YOUR GOAL: Repeat the records below exactly.

EXERCISE INPUTS:
========================

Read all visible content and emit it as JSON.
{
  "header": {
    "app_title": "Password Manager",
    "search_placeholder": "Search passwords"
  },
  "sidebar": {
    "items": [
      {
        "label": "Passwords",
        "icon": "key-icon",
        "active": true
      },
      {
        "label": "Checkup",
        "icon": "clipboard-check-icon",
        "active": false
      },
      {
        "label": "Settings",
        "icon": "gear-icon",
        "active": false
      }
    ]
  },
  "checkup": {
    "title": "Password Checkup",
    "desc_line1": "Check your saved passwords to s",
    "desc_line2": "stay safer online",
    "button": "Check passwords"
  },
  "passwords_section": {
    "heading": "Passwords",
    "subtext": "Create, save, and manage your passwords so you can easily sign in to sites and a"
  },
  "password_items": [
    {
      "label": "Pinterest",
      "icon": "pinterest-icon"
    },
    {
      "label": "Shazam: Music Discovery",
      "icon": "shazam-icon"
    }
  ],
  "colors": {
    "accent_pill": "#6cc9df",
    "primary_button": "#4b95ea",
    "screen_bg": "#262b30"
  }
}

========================

SOLUTION FOR THIS PROBLEM:
Read all visible content and emit it as JSON.
{
  "header": {
    "app_title": "Password Manager",
    "search_placeholder": "Search passwords"
  },
  "sidebar": {
    "items": [
      {
        "label": "Passwords",
        "icon": "key-icon",
        "active": true
      },
      {
        "label": "Checkup",
        "icon": "clipboard-check-icon",
        "active": false
      },
      {
        "label": "Settings",
        "icon": "gear-icon",
        "active": false
      }
    ]
  },
  "checkup": {
    "title": "Password Checkup",
    "desc_line1": "Check your saved passwords to s",
    "desc_line2": "stay safer online",
    "button": "Check passwords"
  },
  "passwords_section": {
    "heading": "Passwords",
    "subtext": "Create, save, and manage your passwords so you can easily sign in to sites and a"
  },
  "password_items": [
    {
      "label": "Pinterest",
      "icon": "pinterest-icon"
    },
    {
      "label": "Shazam: Music Discovery",
      "icon": "shazam-icon"
    }
  ],
  "colors": {
    "accent_pill": "#6cc9df",
    "primary_button": "#4b95ea",
    "screen_bg": "#262b30"
  }
}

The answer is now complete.